**Task goal**
For the records that follow, restate each one word for word and leave the images behind.

**Records for the task**
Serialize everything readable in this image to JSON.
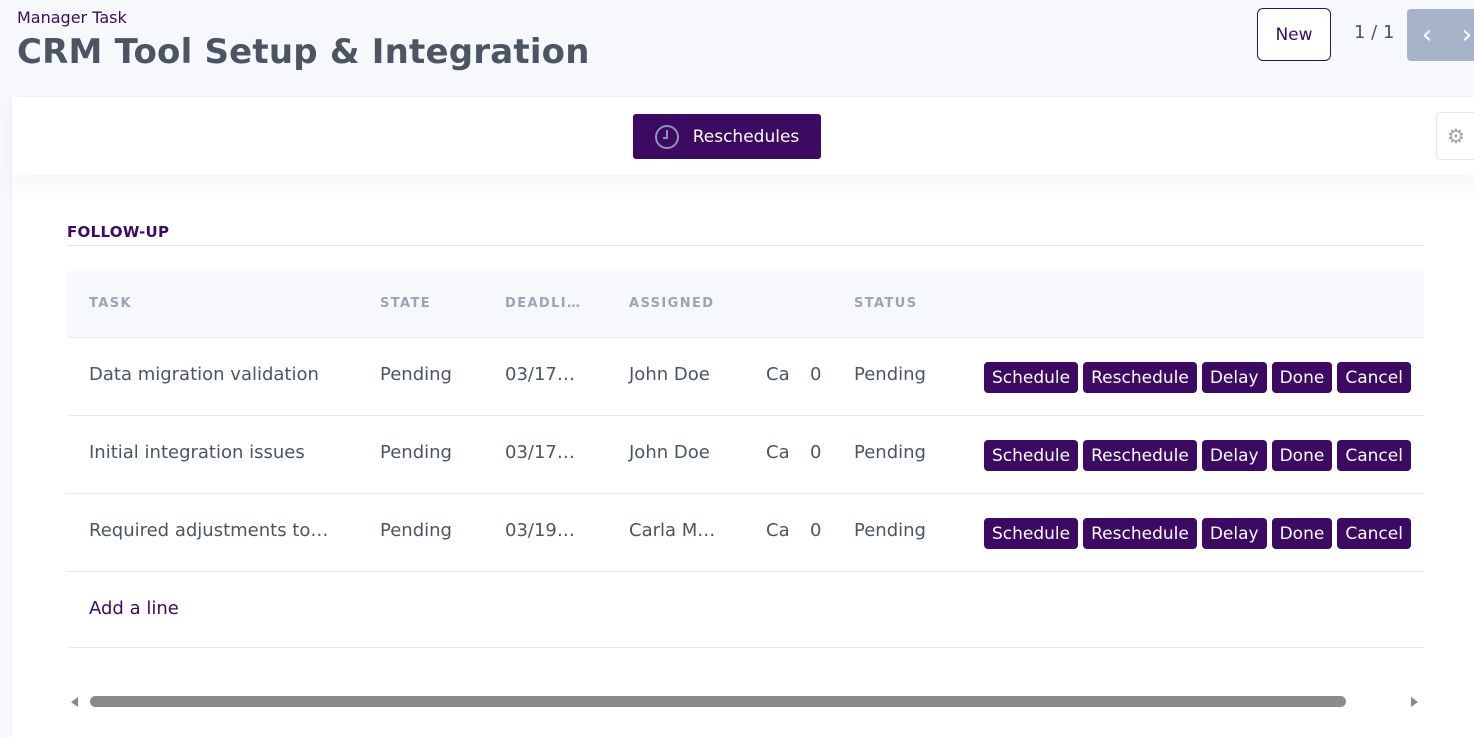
{
  "header": {
    "breadcrumb": "Manager Task",
    "title": "CRM Tool Setup & Integration",
    "new_label": "New",
    "pager": "1 / 1",
    "prev_icon": "chevron-left-icon",
    "next_icon": "chevron-right-icon"
  },
  "toolbar": {
    "reschedules_label": "Reschedules",
    "reschedules_icon": "clock-icon",
    "settings_icon": "gear-icon"
  },
  "section": {
    "title": "FOLLOW-UP"
  },
  "table": {
    "columns": [
      "TASK",
      "STATE",
      "DEADLI…",
      "ASSIGNED",
      "STATUS"
    ],
    "rows": [
      {
        "task": "Data migration validation",
        "state": "Pending",
        "deadline": "03/17…",
        "assigned": "John Doe",
        "col5": "Ca",
        "count": "0",
        "status": "Pending"
      },
      {
        "task": "Initial integration issues",
        "state": "Pending",
        "deadline": "03/17…",
        "assigned": "John Doe",
        "col5": "Ca",
        "count": "0",
        "status": "Pending"
      },
      {
        "task": "Required adjustments to…",
        "state": "Pending",
        "deadline": "03/19…",
        "assigned": "Carla M…",
        "col5": "Ca",
        "count": "0",
        "status": "Pending"
      }
    ],
    "actions": [
      "Schedule",
      "Reschedule",
      "Delay",
      "Done",
      "Cancel"
    ],
    "add_line": "Add a line"
  },
  "colors": {
    "accent": "#3d0a63",
    "nav_bg": "#a7b3c9"
  }
}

**Exercise solution**
Serialize everything readable in this image to JSON.
{
  "header": {
    "breadcrumb": "Manager Task",
    "title": "CRM Tool Setup & Integration",
    "new_label": "New",
    "pager": "1 / 1",
    "prev_icon": "chevron-left-icon",
    "next_icon": "chevron-right-icon"
  },
  "toolbar": {
    "reschedules_label": "Reschedules",
    "reschedules_icon": "clock-icon",
    "settings_icon": "gear-icon"
  },
  "section": {
    "title": "FOLLOW-UP"
  },
  "table": {
    "columns": [
      "TASK",
      "STATE",
      "DEADLI…",
      "ASSIGNED",
      "STATUS"
    ],
    "rows": [
      {
        "task": "Data migration validation",
        "state": "Pending",
        "deadline": "03/17…",
        "assigned": "John Doe",
        "col5": "Ca",
        "count": "0",
        "status": "Pending"
      },
      {
        "task": "Initial integration issues",
        "state": "Pending",
        "deadline": "03/17…",
        "assigned": "John Doe",
        "col5": "Ca",
        "count": "0",
        "status": "Pending"
      },
      {
        "task": "Required adjustments to…",
        "state": "Pending",
        "deadline": "03/19…",
        "assigned": "Carla M…",
        "col5": "Ca",
        "count": "0",
        "status": "Pending"
      }
    ],
    "actions": [
      "Schedule",
      "Reschedule",
      "Delay",
      "Done",
      "Cancel"
    ],
    "add_line": "Add a line"
  },
  "colors": {
    "accent": "#3d0a63",
    "nav_bg": "#a7b3c9"
  }
}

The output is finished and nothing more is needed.